The notion of nature as the true home of the Finn is expressed time and again in Finnish proverbs and folk wisdom. However, the harsh climate in the northern part of the country has resulted in a population concentration in the southern third of Finland, with about a fifth of the country’s population living in and around Helsinki, Finland’s largest city and northernmost. of continental Europe. But despite the fact that most Finns live in towns and cities, nature – especially the forest – is never far from their minds and hearts.
Finland is densely forested and contains some 188,000 lakes, numerous rivers and extensive swamps; When viewed from the air, Finland looks like an intricate blue-green puzzle. Except in the northwest, the relief features do not vary much, and travelers on the ground or on the water can rarely see beyond the trees in their immediate vicinity. Yet the landscape has a striking beauty.
Finland’s underlying structure is a huge worn shield composed of ancient rock, mainly granite, dating to the Precambrian (from about 4 billion to 540 million years ago). The country is low in the southern part of the country and higher in the center and northeast, while the few mountainous regions are in the extreme northwest, bordering Finland’s borders with Sweden and Norway. In this area there are several high peaks, including Mount Halti, which at 1,328 meters is the highest mountain in Finland.
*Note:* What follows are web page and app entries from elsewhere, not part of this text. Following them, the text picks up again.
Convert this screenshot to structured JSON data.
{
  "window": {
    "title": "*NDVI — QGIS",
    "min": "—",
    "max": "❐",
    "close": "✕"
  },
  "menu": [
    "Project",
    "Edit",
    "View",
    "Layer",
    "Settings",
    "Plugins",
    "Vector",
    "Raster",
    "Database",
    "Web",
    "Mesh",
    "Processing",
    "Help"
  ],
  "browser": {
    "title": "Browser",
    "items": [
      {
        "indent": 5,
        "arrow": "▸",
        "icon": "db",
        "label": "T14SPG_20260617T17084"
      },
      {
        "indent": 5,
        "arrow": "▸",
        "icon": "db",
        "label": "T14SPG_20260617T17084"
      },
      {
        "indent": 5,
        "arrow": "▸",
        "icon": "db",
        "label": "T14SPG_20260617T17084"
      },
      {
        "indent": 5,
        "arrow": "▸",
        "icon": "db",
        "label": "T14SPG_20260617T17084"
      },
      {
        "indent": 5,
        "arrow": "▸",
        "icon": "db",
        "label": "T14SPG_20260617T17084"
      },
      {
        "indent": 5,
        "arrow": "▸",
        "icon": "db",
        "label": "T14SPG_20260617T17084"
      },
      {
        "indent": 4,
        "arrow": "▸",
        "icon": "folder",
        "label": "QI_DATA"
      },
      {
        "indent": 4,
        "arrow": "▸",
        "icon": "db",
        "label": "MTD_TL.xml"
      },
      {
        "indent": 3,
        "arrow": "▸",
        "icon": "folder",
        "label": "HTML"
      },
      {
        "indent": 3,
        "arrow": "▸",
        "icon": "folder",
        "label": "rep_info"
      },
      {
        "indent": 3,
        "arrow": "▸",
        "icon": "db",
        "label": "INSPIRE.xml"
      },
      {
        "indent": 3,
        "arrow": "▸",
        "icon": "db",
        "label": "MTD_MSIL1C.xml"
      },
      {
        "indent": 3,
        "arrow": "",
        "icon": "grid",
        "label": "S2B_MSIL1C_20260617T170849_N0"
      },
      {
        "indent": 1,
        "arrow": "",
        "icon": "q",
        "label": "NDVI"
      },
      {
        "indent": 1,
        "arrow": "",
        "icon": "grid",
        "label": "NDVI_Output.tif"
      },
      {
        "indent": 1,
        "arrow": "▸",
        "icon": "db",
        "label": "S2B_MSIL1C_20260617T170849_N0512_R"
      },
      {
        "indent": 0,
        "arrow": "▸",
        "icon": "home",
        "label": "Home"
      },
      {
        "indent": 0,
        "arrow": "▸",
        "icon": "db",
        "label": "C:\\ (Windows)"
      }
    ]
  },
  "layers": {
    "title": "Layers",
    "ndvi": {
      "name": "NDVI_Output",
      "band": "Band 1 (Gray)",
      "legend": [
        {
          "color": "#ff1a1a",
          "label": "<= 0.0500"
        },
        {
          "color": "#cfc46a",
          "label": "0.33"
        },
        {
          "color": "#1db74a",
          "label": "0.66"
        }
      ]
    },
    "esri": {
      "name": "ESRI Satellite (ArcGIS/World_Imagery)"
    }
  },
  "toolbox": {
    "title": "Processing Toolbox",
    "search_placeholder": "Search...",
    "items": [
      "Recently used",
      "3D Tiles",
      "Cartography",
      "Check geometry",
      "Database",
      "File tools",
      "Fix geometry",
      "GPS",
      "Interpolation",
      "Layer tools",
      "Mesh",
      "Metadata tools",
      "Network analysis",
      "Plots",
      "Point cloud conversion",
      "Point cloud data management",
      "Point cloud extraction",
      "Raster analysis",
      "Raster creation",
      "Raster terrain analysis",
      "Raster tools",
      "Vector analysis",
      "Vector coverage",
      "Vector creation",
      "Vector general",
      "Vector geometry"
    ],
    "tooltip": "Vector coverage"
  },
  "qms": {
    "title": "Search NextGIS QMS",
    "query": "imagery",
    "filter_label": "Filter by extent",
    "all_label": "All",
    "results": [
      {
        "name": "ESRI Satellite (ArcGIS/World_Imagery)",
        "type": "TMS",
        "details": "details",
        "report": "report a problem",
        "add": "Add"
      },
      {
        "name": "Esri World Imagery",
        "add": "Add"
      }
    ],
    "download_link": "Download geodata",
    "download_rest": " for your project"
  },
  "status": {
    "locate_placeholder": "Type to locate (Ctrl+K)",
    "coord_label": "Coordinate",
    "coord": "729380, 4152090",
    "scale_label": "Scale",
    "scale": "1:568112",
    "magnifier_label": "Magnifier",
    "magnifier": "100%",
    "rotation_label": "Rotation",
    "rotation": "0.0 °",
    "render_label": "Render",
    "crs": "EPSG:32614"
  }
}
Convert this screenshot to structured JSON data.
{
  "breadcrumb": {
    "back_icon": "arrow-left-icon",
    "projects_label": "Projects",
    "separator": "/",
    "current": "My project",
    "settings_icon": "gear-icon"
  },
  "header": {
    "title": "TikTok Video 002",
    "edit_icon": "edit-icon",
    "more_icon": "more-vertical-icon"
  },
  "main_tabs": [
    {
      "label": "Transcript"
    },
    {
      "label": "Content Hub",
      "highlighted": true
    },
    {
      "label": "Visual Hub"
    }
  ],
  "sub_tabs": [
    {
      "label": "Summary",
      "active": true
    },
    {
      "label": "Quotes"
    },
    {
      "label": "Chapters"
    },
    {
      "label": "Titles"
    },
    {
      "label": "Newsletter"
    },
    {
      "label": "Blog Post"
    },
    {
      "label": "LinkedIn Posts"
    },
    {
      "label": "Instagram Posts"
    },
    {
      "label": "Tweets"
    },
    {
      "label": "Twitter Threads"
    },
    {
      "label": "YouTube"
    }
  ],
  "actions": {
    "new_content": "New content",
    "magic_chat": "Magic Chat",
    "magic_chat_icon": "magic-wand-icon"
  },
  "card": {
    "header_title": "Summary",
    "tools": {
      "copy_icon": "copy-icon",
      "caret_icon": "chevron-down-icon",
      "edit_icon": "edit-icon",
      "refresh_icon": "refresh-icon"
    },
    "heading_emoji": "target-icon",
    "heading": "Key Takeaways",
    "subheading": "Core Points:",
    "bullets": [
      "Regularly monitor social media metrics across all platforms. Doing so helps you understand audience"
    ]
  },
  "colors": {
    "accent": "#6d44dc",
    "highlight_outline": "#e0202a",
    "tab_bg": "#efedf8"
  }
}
Finland’s coastline, some 4600 km long, is extremely jagged and dotted with thousands of islands.